WHAT YOU HAVE TO DO: From the listing below, select every line where the word "bodysuit" appears.

GIVEN DATA:
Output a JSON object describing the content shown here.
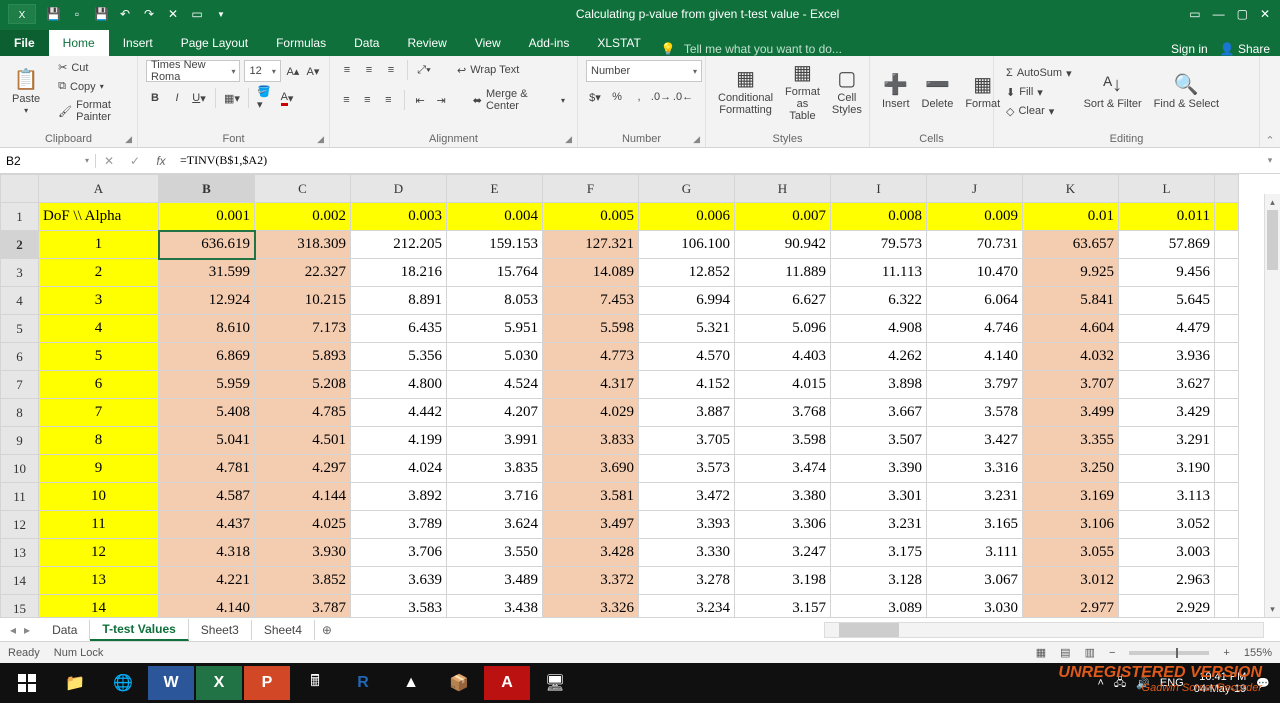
{
  "title": "Calculating p-value from given t-test value - Excel",
  "signin": "Sign in",
  "share": "Share",
  "tabs": {
    "file": "File",
    "home": "Home",
    "insert": "Insert",
    "page": "Page Layout",
    "formulas": "Formulas",
    "data": "Data",
    "review": "Review",
    "view": "View",
    "addins": "Add-ins",
    "xlstat": "XLSTAT",
    "tell": "Tell me what you want to do..."
  },
  "clipboard": {
    "paste": "Paste",
    "cut": "Cut",
    "copy": "Copy",
    "fmt": "Format Painter",
    "label": "Clipboard"
  },
  "font": {
    "name": "Times New Roma",
    "size": "12",
    "label": "Font"
  },
  "align": {
    "wrap": "Wrap Text",
    "merge": "Merge & Center",
    "label": "Alignment"
  },
  "number": {
    "fmt": "Number",
    "label": "Number"
  },
  "styles": {
    "cf": "Conditional Formatting",
    "fat": "Format as Table",
    "cs": "Cell Styles",
    "label": "Styles"
  },
  "cells": {
    "ins": "Insert",
    "del": "Delete",
    "fmt": "Format",
    "label": "Cells"
  },
  "editing": {
    "sum": "AutoSum",
    "fill": "Fill",
    "clear": "Clear",
    "sort": "Sort & Filter",
    "find": "Find & Select",
    "label": "Editing"
  },
  "nameBox": "B2",
  "formula": "=TINV(B$1,$A2)",
  "cols": [
    "A",
    "B",
    "C",
    "D",
    "E",
    "F",
    "G",
    "H",
    "I",
    "J",
    "K",
    "L"
  ],
  "rowNums": [
    "1",
    "2",
    "3",
    "4",
    "5",
    "6",
    "7",
    "8",
    "9",
    "10",
    "11",
    "12",
    "13",
    "14",
    "15"
  ],
  "chart_data": {
    "type": "table",
    "corner": "DoF \\\\ Alpha",
    "alpha": [
      "0.001",
      "0.002",
      "0.003",
      "0.004",
      "0.005",
      "0.006",
      "0.007",
      "0.008",
      "0.009",
      "0.01",
      "0.011"
    ],
    "dof": [
      "1",
      "2",
      "3",
      "4",
      "5",
      "6",
      "7",
      "8",
      "9",
      "10",
      "11",
      "12",
      "13",
      "14"
    ],
    "values": [
      [
        "636.619",
        "318.309",
        "212.205",
        "159.153",
        "127.321",
        "106.100",
        "90.942",
        "79.573",
        "70.731",
        "63.657",
        "57.869"
      ],
      [
        "31.599",
        "22.327",
        "18.216",
        "15.764",
        "14.089",
        "12.852",
        "11.889",
        "11.113",
        "10.470",
        "9.925",
        "9.456"
      ],
      [
        "12.924",
        "10.215",
        "8.891",
        "8.053",
        "7.453",
        "6.994",
        "6.627",
        "6.322",
        "6.064",
        "5.841",
        "5.645"
      ],
      [
        "8.610",
        "7.173",
        "6.435",
        "5.951",
        "5.598",
        "5.321",
        "5.096",
        "4.908",
        "4.746",
        "4.604",
        "4.479"
      ],
      [
        "6.869",
        "5.893",
        "5.356",
        "5.030",
        "4.773",
        "4.570",
        "4.403",
        "4.262",
        "4.140",
        "4.032",
        "3.936"
      ],
      [
        "5.959",
        "5.208",
        "4.800",
        "4.524",
        "4.317",
        "4.152",
        "4.015",
        "3.898",
        "3.797",
        "3.707",
        "3.627"
      ],
      [
        "5.408",
        "4.785",
        "4.442",
        "4.207",
        "4.029",
        "3.887",
        "3.768",
        "3.667",
        "3.578",
        "3.499",
        "3.429"
      ],
      [
        "5.041",
        "4.501",
        "4.199",
        "3.991",
        "3.833",
        "3.705",
        "3.598",
        "3.507",
        "3.427",
        "3.355",
        "3.291"
      ],
      [
        "4.781",
        "4.297",
        "4.024",
        "3.835",
        "3.690",
        "3.573",
        "3.474",
        "3.390",
        "3.316",
        "3.250",
        "3.190"
      ],
      [
        "4.587",
        "4.144",
        "3.892",
        "3.716",
        "3.581",
        "3.472",
        "3.380",
        "3.301",
        "3.231",
        "3.169",
        "3.113"
      ],
      [
        "4.437",
        "4.025",
        "3.789",
        "3.624",
        "3.497",
        "3.393",
        "3.306",
        "3.231",
        "3.165",
        "3.106",
        "3.052"
      ],
      [
        "4.318",
        "3.930",
        "3.706",
        "3.550",
        "3.428",
        "3.330",
        "3.247",
        "3.175",
        "3.111",
        "3.055",
        "3.003"
      ],
      [
        "4.221",
        "3.852",
        "3.639",
        "3.489",
        "3.372",
        "3.278",
        "3.198",
        "3.128",
        "3.067",
        "3.012",
        "2.963"
      ],
      [
        "4.140",
        "3.787",
        "3.583",
        "3.438",
        "3.326",
        "3.234",
        "3.157",
        "3.089",
        "3.030",
        "2.977",
        "2.929"
      ]
    ],
    "shadedCols": [
      0,
      1,
      4,
      9
    ]
  },
  "sheets": {
    "s1": "Data",
    "s2": "T-test Values",
    "s3": "Sheet3",
    "s4": "Sheet4"
  },
  "status": {
    "ready": "Ready",
    "num": "Num Lock",
    "zoom": "155%"
  },
  "watermark": {
    "l1": "UNREGISTERED VERSION",
    "l2": "Gadwin ScreenRecorder"
  },
  "tray": {
    "time": "10:41 PM",
    "date": "04-May-19",
    "lang": "ENG"
  }
}
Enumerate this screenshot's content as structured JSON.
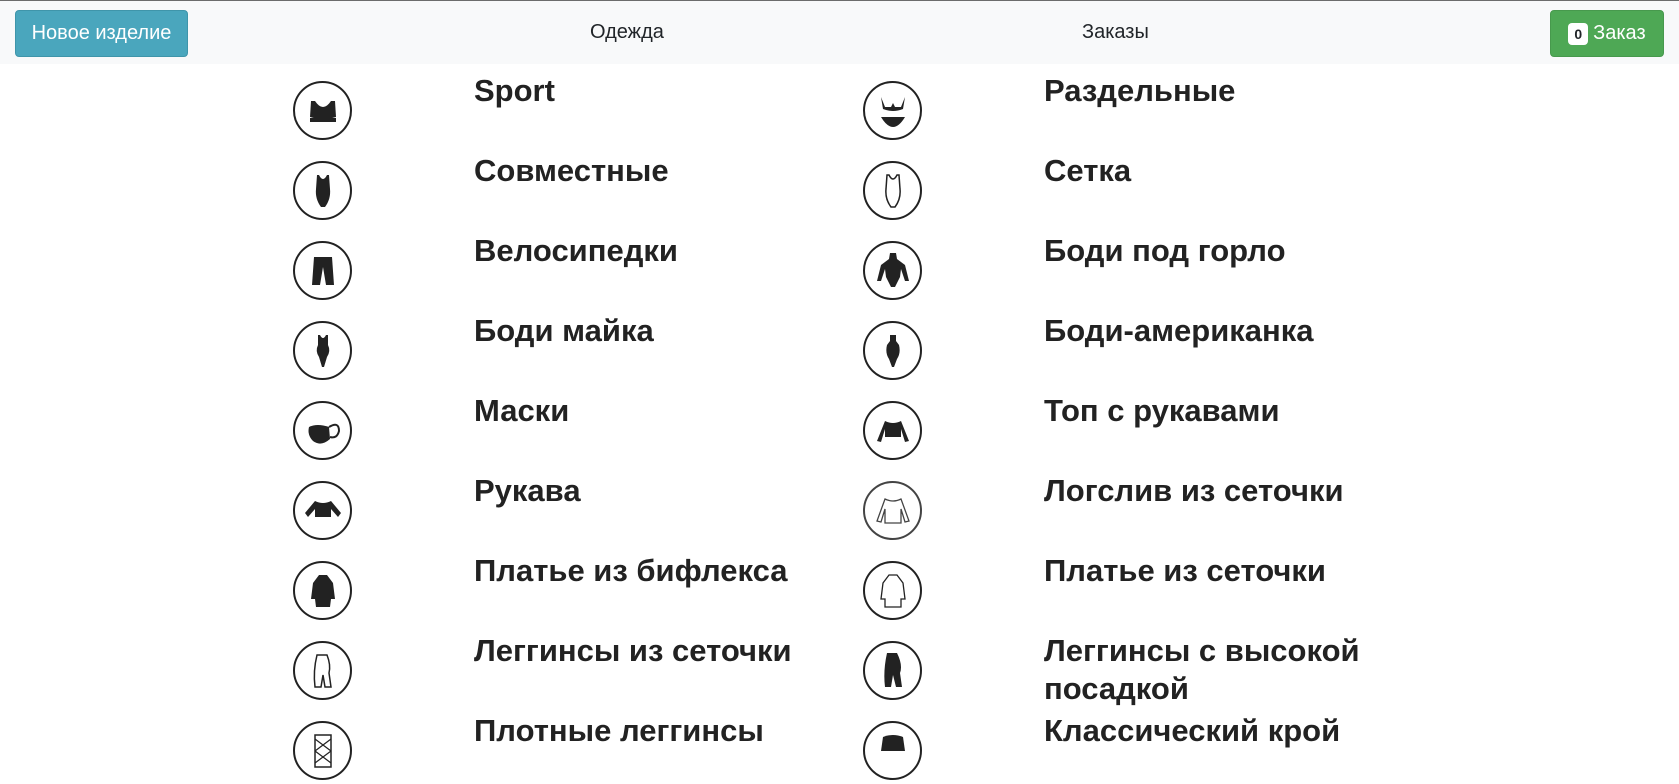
{
  "navbar": {
    "new_item_label": "Новое изделие",
    "clothes_label": "Одежда",
    "orders_label": "Заказы",
    "order_count": "0",
    "order_label": "Заказ"
  },
  "colors": {
    "info": "#4aa6bd",
    "success": "#4ea855",
    "navbar_bg": "#f8f9fa"
  },
  "items": {
    "left": [
      {
        "label": "Sport",
        "icon": "sports-bra-icon"
      },
      {
        "label": "Совместные",
        "icon": "swimsuit-icon"
      },
      {
        "label": "Велосипедки",
        "icon": "bike-shorts-icon"
      },
      {
        "label": "Боди майка",
        "icon": "tank-bodysuit-icon"
      },
      {
        "label": "Маски",
        "icon": "face-mask-icon"
      },
      {
        "label": "Рукава",
        "icon": "sleeves-crop-top-icon"
      },
      {
        "label": "Платье из бифлекса",
        "icon": "biflex-dress-icon"
      },
      {
        "label": "Леггинсы из сеточки",
        "icon": "mesh-leggings-icon"
      },
      {
        "label": "Плотные леггинсы",
        "icon": "fishnet-leggings-icon"
      }
    ],
    "right": [
      {
        "label": "Раздельные",
        "icon": "bikini-icon"
      },
      {
        "label": "Сетка",
        "icon": "mesh-swimsuit-icon"
      },
      {
        "label": "Боди под горло",
        "icon": "turtleneck-bodysuit-icon"
      },
      {
        "label": "Боди-американка",
        "icon": "halter-bodysuit-icon"
      },
      {
        "label": "Топ с рукавами",
        "icon": "long-sleeve-top-icon"
      },
      {
        "label": "Логслив из сеточки",
        "icon": "mesh-longsleeve-icon"
      },
      {
        "label": "Платье из сеточки",
        "icon": "mesh-dress-icon"
      },
      {
        "label": "Леггинсы с высокой посадкой",
        "icon": "high-waist-leggings-icon"
      },
      {
        "label": "Классический крой",
        "icon": "classic-cut-icon"
      }
    ]
  }
}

YOUR SOLUTION:
        "icon": "tank-bodysuit-icon"
        "icon": "turtleneck-bodysuit-icon"
        "icon": "halter-bodysuit-icon"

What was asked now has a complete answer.